- Opening Delimiter -

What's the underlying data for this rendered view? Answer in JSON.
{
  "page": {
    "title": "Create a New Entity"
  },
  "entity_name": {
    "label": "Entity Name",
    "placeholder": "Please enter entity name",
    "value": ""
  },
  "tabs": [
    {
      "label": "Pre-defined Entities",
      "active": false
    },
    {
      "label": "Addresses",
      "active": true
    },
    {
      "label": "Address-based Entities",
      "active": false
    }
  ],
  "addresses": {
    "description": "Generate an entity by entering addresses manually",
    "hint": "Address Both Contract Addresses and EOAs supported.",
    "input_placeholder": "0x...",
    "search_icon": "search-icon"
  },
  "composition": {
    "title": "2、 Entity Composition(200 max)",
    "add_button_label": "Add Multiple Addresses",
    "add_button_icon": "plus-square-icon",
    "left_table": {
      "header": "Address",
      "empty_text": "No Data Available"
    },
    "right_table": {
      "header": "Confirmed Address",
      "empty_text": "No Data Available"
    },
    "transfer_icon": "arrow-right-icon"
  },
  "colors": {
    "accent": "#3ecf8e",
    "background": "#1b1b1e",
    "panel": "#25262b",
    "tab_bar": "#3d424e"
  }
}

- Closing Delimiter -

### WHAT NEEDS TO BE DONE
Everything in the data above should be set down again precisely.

### WORKED SOLUTION
What's the underlying data for this rendered view? Answer in JSON.
{
  "page": {
    "title": "Create a New Entity"
  },
  "entity_name": {
    "label": "Entity Name",
    "placeholder": "Please enter entity name",
    "value": ""
  },
  "tabs": [
    {
      "label": "Pre-defined Entities",
      "active": false
    },
    {
      "label": "Addresses",
      "active": true
    },
    {
      "label": "Address-based Entities",
      "active": false
    }
  ],
  "addresses": {
    "description": "Generate an entity by entering addresses manually",
    "hint": "Address Both Contract Addresses and EOAs supported.",
    "input_placeholder": "0x...",
    "search_icon": "search-icon"
  },
  "composition": {
    "title": "2、 Entity Composition(200 max)",
    "add_button_label": "Add Multiple Addresses",
    "add_button_icon": "plus-square-icon",
    "left_table": {
      "header": "Address",
      "empty_text": "No Data Available"
    },
    "right_table": {
      "header": "Confirmed Address",
      "empty_text": "No Data Available"
    },
    "transfer_icon": "arrow-right-icon"
  },
  "colors": {
    "accent": "#3ecf8e",
    "background": "#1b1b1e",
    "panel": "#25262b",
    "tab_bar": "#3d424e"
  }
}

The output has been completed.